Last month, MPs proposed reforms for novice drivers, one of which was that new drivers should be subject to a zero alcohol limit for the first 12 months of their driving career.
At present, the drink drive limit in the UK is 80mg of alcohol per 100ml of blood, however by 2010, the European Commission in Brussels recommends that member states should operate a limit no higher than 20mg, as Norway, Poland and Sweden already do*. Research by University College London** suggests that even a reduction from 80mg to 50mg per 100ml of blood would reduce road deaths by 65 people a year, which has clear implications for what further reductions could be achieved.
However, why is it that just novice drivers should be subject to a zero tolerance alcohol limit?
In New South Wales, Australia, where a zero tolerance limit exists for all learner and provisional license holders, officials say inexperienced drivers are “more vulnerable to the effects of alcohol…due to their newly developing skills.”***
However, Estonia, Romania, Slovakia, Czech Republic and Hungary operate a zero tolerance policy for all drivers*, believing driving experience cannot compensate for the slowed reaction rates that alcohol induce.
The burning question though, is can zero alcohol be enforced?

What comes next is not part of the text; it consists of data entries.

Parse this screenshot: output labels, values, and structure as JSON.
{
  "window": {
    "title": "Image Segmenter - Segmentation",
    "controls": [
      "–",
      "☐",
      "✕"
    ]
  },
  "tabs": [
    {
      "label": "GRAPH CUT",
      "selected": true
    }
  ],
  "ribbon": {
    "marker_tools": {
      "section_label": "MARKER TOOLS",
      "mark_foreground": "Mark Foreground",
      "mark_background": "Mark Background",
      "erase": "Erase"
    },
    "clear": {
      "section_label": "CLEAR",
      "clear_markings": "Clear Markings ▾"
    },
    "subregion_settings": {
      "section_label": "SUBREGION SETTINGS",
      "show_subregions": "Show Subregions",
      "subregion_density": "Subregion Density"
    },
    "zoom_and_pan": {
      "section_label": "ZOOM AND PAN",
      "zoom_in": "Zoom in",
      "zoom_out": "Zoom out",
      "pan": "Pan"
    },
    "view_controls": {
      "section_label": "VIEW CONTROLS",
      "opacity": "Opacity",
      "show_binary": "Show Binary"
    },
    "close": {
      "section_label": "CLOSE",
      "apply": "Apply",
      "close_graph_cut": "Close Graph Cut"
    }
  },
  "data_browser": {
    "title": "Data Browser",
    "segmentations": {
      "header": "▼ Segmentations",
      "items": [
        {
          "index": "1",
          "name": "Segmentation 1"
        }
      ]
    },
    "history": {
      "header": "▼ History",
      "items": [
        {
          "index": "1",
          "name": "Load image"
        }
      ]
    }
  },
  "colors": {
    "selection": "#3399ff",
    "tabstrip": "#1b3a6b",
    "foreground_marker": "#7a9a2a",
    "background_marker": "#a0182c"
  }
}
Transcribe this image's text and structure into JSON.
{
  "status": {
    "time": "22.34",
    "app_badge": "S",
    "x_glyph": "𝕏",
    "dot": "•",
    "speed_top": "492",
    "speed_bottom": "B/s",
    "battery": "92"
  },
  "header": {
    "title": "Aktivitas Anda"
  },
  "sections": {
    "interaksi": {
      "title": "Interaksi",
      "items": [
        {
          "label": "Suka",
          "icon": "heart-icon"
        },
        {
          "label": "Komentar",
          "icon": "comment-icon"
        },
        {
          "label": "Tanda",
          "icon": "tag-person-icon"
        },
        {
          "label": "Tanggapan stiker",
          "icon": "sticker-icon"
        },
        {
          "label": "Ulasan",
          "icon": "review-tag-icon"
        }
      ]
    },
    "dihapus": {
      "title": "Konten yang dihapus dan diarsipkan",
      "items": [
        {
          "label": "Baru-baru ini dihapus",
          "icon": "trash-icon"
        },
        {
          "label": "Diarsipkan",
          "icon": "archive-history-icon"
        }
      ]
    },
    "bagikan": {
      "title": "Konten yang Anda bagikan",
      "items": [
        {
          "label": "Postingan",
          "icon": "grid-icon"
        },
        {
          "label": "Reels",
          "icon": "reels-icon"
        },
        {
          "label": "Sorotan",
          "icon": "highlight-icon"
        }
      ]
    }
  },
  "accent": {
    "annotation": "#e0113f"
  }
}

In the case of Poland, despite them setting an almost zero tolerance limit – in 2005 14% of road accidents involved drink driving and among young male drivers, the number of those drinking and driving is on the increase****. This suggests that unless there is stringent enforcement, even a legal limit won’t deter some drivers from breaking the law and being a serious threat to other road users and themselves.
It would seem therefore that it is driver attitudes which need to be tackled, through both advertising campaigns and educational workshops at public events, schools and colleges.
The RAC Foundation takes the simple stance of- Don’t Drink and Drive and would remind motorists that sobering up can take a long time and therefore driving the morning after you’ve “had a few”- should be avoided.